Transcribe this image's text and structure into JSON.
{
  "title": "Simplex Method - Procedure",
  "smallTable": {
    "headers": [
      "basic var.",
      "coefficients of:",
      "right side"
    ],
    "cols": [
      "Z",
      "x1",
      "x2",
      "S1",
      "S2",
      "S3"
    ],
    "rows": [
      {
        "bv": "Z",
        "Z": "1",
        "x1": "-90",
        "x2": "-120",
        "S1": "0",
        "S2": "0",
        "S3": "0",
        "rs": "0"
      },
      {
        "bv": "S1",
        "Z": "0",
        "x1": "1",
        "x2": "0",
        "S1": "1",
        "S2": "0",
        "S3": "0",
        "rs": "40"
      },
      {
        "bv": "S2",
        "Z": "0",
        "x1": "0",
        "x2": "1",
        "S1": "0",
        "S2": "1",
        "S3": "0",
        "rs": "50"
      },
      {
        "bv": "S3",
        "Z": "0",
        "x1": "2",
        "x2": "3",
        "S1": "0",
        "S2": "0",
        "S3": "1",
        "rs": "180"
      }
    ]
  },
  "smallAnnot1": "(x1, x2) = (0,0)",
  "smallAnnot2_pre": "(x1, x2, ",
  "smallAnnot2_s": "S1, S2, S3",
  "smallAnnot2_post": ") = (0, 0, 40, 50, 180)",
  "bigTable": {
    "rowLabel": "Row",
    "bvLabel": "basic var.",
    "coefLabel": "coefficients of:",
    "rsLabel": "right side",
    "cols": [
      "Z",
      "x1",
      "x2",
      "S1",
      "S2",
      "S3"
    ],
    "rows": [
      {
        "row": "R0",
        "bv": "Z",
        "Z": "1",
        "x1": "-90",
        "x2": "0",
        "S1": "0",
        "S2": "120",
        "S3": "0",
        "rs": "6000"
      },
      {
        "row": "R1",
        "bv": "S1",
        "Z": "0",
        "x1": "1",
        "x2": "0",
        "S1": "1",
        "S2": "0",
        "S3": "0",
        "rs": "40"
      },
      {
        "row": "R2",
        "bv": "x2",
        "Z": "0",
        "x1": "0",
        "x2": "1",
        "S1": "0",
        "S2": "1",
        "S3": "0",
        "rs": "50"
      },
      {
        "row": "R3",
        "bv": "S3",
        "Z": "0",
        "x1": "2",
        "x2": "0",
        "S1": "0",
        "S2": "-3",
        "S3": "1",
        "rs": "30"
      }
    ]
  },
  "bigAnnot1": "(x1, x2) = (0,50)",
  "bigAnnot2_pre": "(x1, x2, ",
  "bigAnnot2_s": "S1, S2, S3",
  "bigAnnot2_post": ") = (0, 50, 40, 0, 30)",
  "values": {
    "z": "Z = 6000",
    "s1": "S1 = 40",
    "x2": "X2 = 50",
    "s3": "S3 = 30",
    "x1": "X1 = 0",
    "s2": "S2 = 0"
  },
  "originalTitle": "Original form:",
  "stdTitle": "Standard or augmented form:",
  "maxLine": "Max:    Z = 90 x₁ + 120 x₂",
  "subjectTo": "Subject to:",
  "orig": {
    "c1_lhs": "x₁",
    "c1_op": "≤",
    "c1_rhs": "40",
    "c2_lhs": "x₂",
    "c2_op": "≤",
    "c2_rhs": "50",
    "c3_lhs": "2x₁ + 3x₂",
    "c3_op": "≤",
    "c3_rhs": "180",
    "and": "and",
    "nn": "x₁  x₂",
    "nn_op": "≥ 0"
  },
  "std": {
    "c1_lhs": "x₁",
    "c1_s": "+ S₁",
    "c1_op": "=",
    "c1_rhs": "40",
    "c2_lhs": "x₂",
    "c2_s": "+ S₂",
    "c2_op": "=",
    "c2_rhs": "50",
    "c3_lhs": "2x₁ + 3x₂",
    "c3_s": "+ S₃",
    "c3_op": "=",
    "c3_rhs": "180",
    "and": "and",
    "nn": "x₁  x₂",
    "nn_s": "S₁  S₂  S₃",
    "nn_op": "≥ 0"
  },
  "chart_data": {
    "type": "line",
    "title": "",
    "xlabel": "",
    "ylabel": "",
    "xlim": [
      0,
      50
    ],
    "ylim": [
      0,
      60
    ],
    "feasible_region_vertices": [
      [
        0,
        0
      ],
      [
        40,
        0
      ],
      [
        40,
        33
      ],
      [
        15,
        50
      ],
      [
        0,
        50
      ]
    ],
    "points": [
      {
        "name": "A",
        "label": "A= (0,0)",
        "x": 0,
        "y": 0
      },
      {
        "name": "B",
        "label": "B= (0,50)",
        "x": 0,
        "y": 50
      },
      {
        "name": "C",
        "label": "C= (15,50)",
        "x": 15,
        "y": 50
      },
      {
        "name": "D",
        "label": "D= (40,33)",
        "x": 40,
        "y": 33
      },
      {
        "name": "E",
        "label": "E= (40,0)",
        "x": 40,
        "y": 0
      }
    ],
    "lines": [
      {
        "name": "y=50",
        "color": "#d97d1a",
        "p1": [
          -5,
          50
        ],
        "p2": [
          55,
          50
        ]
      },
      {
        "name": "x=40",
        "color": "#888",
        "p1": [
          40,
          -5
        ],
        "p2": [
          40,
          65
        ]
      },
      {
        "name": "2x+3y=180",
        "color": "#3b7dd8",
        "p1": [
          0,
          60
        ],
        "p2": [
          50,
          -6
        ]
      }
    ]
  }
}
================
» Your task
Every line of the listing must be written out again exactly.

» Task solution
Transcribe this image's text and structure into JSON.
{
  "title": "Simplex Method - Procedure",
  "smallTable": {
    "headers": [
      "basic var.",
      "coefficients of:",
      "right side"
    ],
    "cols": [
      "Z",
      "x1",
      "x2",
      "S1",
      "S2",
      "S3"
    ],
    "rows": [
      {
        "bv": "Z",
        "Z": "1",
        "x1": "-90",
        "x2": "-120",
        "S1": "0",
        "S2": "0",
        "S3": "0",
        "rs": "0"
      },
      {
        "bv": "S1",
        "Z": "0",
        "x1": "1",
        "x2": "0",
        "S1": "1",
        "S2": "0",
        "S3": "0",
        "rs": "40"
      },
      {
        "bv": "S2",
        "Z": "0",
        "x1": "0",
        "x2": "1",
        "S1": "0",
        "S2": "1",
        "S3": "0",
        "rs": "50"
      },
      {
        "bv": "S3",
        "Z": "0",
        "x1": "2",
        "x2": "3",
        "S1": "0",
        "S2": "0",
        "S3": "1",
        "rs": "180"
      }
    ]
  },
  "smallAnnot1": "(x1, x2) = (0,0)",
  "smallAnnot2_pre": "(x1, x2, ",
  "smallAnnot2_s": "S1, S2, S3",
  "smallAnnot2_post": ") = (0, 0, 40, 50, 180)",
  "bigTable": {
    "rowLabel": "Row",
    "bvLabel": "basic var.",
    "coefLabel": "coefficients of:",
    "rsLabel": "right side",
    "cols": [
      "Z",
      "x1",
      "x2",
      "S1",
      "S2",
      "S3"
    ],
    "rows": [
      {
        "row": "R0",
        "bv": "Z",
        "Z": "1",
        "x1": "-90",
        "x2": "0",
        "S1": "0",
        "S2": "120",
        "S3": "0",
        "rs": "6000"
      },
      {
        "row": "R1",
        "bv": "S1",
        "Z": "0",
        "x1": "1",
        "x2": "0",
        "S1": "1",
        "S2": "0",
        "S3": "0",
        "rs": "40"
      },
      {
        "row": "R2",
        "bv": "x2",
        "Z": "0",
        "x1": "0",
        "x2": "1",
        "S1": "0",
        "S2": "1",
        "S3": "0",
        "rs": "50"
      },
      {
        "row": "R3",
        "bv": "S3",
        "Z": "0",
        "x1": "2",
        "x2": "0",
        "S1": "0",
        "S2": "-3",
        "S3": "1",
        "rs": "30"
      }
    ]
  },
  "bigAnnot1": "(x1, x2) = (0,50)",
  "bigAnnot2_pre": "(x1, x2, ",
  "bigAnnot2_s": "S1, S2, S3",
  "bigAnnot2_post": ") = (0, 50, 40, 0, 30)",
  "values": {
    "z": "Z = 6000",
    "s1": "S1 = 40",
    "x2": "X2 = 50",
    "s3": "S3 = 30",
    "x1": "X1 = 0",
    "s2": "S2 = 0"
  },
  "originalTitle": "Original form:",
  "stdTitle": "Standard or augmented form:",
  "maxLine": "Max:    Z = 90 x₁ + 120 x₂",
  "subjectTo": "Subject to:",
  "orig": {
    "c1_lhs": "x₁",
    "c1_op": "≤",
    "c1_rhs": "40",
    "c2_lhs": "x₂",
    "c2_op": "≤",
    "c2_rhs": "50",
    "c3_lhs": "2x₁ + 3x₂",
    "c3_op": "≤",
    "c3_rhs": "180",
    "and": "and",
    "nn": "x₁  x₂",
    "nn_op": "≥ 0"
  },
  "std": {
    "c1_lhs": "x₁",
    "c1_s": "+ S₁",
    "c1_op": "=",
    "c1_rhs": "40",
    "c2_lhs": "x₂",
    "c2_s": "+ S₂",
    "c2_op": "=",
    "c2_rhs": "50",
    "c3_lhs": "2x₁ + 3x₂",
    "c3_s": "+ S₃",
    "c3_op": "=",
    "c3_rhs": "180",
    "and": "and",
    "nn": "x₁  x₂",
    "nn_s": "S₁  S₂  S₃",
    "nn_op": "≥ 0"
  },
  "chart_data": {
    "type": "line",
    "title": "",
    "xlabel": "",
    "ylabel": "",
    "xlim": [
      0,
      50
    ],
    "ylim": [
      0,
      60
    ],
    "feasible_region_vertices": [
      [
        0,
        0
      ],
      [
        40,
        0
      ],
      [
        40,
        33
      ],
      [
        15,
        50
      ],
      [
        0,
        50
      ]
    ],
    "points": [
      {
        "name": "A",
        "label": "A= (0,0)",
        "x": 0,
        "y": 0
      },
      {
        "name": "B",
        "label": "B= (0,50)",
        "x": 0,
        "y": 50
      },
      {
        "name": "C",
        "label": "C= (15,50)",
        "x": 15,
        "y": 50
      },
      {
        "name": "D",
        "label": "D= (40,33)",
        "x": 40,
        "y": 33
      },
      {
        "name": "E",
        "label": "E= (40,0)",
        "x": 40,
        "y": 0
      }
    ],
    "lines": [
      {
        "name": "y=50",
        "color": "#d97d1a",
        "p1": [
          -5,
          50
        ],
        "p2": [
          55,
          50
        ]
      },
      {
        "name": "x=40",
        "color": "#888",
        "p1": [
          40,
          -5
        ],
        "p2": [
          40,
          65
        ]
      },
      {
        "name": "2x+3y=180",
        "color": "#3b7dd8",
        "p1": [
          0,
          60
        ],
        "p2": [
          50,
          -6
        ]
      }
    ]
  }
}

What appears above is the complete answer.